***** THE RECORDS *****

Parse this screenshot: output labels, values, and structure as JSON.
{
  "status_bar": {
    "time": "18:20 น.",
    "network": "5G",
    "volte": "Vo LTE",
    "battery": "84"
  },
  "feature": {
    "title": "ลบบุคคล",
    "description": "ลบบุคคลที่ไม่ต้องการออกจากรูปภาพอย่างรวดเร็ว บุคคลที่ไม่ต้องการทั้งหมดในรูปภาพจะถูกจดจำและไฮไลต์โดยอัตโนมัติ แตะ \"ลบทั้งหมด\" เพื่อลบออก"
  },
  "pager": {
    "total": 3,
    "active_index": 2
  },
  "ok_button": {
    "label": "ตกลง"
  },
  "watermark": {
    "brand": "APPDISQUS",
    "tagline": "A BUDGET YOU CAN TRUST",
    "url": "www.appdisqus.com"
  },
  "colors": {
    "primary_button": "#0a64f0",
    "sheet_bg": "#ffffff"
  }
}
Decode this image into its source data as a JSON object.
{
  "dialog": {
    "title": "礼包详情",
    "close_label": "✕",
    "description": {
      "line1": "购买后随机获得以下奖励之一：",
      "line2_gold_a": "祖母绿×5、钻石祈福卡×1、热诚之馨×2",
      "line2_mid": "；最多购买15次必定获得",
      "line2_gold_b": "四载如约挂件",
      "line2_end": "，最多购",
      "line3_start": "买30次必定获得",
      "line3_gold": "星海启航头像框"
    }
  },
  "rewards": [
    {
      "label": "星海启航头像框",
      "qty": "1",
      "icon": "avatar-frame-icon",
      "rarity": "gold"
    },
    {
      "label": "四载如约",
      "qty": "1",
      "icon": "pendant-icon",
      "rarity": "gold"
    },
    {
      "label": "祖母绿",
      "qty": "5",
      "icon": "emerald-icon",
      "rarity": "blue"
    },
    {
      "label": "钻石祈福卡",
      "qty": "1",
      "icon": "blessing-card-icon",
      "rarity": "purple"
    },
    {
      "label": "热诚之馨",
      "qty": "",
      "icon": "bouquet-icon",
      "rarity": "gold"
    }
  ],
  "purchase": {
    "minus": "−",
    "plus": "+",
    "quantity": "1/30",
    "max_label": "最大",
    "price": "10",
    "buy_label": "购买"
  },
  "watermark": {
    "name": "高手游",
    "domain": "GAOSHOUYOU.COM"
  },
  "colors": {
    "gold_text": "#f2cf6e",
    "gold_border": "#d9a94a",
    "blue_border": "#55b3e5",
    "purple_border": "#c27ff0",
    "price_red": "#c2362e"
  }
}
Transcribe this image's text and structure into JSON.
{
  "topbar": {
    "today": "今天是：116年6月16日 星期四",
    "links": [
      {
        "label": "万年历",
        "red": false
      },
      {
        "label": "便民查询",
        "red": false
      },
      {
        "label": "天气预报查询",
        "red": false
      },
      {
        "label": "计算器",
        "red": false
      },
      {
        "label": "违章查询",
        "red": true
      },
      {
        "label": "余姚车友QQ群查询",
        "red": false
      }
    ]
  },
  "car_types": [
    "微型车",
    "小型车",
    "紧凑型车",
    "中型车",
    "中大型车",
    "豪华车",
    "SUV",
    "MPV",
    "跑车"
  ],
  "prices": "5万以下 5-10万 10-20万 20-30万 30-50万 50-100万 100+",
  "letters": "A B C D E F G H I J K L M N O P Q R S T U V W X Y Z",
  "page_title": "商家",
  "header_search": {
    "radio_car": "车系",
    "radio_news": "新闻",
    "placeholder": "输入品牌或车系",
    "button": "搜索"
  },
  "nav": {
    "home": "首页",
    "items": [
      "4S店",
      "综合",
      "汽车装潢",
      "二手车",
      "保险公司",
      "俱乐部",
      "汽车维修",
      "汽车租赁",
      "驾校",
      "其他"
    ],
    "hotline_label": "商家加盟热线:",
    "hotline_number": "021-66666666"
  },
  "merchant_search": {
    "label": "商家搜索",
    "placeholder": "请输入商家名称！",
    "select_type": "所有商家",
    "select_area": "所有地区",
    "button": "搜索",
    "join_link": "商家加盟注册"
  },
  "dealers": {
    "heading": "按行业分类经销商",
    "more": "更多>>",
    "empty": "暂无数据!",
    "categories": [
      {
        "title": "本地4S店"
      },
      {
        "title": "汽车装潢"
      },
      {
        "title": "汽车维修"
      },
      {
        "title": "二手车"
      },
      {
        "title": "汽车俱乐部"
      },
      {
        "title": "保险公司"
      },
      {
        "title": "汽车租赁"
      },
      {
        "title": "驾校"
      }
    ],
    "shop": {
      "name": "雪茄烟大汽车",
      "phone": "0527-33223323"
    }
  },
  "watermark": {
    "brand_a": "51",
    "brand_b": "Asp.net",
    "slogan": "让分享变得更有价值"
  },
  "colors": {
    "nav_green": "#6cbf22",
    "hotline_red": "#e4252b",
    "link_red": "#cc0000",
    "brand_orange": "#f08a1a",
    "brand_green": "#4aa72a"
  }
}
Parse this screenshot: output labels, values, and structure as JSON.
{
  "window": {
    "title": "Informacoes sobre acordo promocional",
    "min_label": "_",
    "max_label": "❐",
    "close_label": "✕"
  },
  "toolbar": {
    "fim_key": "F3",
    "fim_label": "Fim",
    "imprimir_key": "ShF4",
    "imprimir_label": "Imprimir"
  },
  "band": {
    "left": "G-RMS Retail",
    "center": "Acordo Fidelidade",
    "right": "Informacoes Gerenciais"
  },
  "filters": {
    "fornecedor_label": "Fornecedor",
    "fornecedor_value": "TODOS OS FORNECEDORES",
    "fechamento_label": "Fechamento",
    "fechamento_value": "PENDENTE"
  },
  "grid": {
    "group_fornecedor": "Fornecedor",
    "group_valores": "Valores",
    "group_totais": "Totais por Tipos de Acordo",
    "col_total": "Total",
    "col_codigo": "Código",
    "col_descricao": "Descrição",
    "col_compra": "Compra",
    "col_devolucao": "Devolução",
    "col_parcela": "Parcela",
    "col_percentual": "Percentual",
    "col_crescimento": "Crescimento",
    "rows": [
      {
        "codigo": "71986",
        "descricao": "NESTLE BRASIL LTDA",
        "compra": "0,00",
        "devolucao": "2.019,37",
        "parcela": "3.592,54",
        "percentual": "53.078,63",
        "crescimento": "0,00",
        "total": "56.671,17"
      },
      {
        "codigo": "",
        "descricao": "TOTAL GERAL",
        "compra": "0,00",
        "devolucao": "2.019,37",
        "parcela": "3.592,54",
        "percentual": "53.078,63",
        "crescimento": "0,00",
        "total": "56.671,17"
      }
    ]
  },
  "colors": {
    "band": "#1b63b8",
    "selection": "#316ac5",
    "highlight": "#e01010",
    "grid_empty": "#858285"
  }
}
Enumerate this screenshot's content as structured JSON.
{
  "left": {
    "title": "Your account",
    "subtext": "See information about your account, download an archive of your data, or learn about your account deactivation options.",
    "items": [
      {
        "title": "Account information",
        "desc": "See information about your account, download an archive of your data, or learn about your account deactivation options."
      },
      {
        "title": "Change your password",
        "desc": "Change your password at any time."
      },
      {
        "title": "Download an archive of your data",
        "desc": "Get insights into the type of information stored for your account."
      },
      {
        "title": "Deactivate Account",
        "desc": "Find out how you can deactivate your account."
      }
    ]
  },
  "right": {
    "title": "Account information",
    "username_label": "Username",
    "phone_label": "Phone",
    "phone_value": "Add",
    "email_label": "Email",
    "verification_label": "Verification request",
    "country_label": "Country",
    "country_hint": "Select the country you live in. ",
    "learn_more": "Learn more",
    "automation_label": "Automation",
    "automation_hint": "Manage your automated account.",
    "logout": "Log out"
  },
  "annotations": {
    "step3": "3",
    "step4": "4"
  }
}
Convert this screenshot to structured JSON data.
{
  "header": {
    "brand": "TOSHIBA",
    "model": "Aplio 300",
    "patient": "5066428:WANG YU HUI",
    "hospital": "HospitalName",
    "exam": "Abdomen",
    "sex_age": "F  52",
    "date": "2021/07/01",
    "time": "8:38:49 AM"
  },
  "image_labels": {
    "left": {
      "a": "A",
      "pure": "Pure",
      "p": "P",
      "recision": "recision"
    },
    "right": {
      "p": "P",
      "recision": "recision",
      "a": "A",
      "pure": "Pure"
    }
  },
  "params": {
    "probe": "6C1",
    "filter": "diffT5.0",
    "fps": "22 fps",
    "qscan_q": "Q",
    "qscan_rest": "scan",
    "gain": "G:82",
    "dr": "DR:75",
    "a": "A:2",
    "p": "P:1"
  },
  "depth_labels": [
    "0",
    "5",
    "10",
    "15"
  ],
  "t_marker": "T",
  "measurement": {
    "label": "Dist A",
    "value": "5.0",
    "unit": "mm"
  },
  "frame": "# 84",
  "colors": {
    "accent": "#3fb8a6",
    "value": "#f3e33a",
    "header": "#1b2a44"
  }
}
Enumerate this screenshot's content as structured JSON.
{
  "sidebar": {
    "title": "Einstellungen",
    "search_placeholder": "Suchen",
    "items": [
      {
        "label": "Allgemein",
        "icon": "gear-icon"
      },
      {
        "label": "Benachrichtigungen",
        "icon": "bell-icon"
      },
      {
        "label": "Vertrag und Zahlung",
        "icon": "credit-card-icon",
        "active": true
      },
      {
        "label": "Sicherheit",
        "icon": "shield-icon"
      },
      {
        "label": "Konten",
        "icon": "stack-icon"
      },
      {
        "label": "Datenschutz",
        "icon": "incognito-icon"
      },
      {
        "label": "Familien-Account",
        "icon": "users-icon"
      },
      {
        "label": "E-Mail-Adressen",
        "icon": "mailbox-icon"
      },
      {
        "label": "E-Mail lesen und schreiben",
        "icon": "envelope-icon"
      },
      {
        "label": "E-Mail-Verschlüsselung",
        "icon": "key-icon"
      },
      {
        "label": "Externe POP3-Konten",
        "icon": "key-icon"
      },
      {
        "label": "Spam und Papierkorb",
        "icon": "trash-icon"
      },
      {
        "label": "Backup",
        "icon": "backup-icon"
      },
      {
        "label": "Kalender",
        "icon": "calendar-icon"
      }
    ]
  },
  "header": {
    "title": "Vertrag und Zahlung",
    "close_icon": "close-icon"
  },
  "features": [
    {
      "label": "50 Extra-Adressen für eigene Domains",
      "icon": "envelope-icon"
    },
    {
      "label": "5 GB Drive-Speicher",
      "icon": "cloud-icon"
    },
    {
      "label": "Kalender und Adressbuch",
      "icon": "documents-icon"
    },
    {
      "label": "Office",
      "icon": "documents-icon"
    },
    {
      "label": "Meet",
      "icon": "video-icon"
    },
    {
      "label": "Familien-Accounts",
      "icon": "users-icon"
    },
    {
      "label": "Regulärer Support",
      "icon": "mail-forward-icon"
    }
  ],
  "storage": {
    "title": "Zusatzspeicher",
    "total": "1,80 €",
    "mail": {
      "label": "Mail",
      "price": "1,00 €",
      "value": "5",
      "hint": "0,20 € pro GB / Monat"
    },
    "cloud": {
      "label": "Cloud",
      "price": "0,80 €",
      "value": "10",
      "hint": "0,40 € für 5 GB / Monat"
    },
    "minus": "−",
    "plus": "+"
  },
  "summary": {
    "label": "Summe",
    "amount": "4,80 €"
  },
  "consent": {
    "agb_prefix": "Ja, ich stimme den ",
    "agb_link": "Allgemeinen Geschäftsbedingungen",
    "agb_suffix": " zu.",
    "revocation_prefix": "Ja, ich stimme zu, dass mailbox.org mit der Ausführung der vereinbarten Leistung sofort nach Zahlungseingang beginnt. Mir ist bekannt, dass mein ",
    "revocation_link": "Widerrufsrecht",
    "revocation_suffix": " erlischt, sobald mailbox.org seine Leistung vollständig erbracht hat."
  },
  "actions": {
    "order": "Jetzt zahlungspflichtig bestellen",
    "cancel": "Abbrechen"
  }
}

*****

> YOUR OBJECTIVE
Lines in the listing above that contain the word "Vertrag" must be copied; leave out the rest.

> RESPONSE TO THE TASK
        "label": "Vertrag und Zahlung",
    "title": "Vertrag und Zahlung",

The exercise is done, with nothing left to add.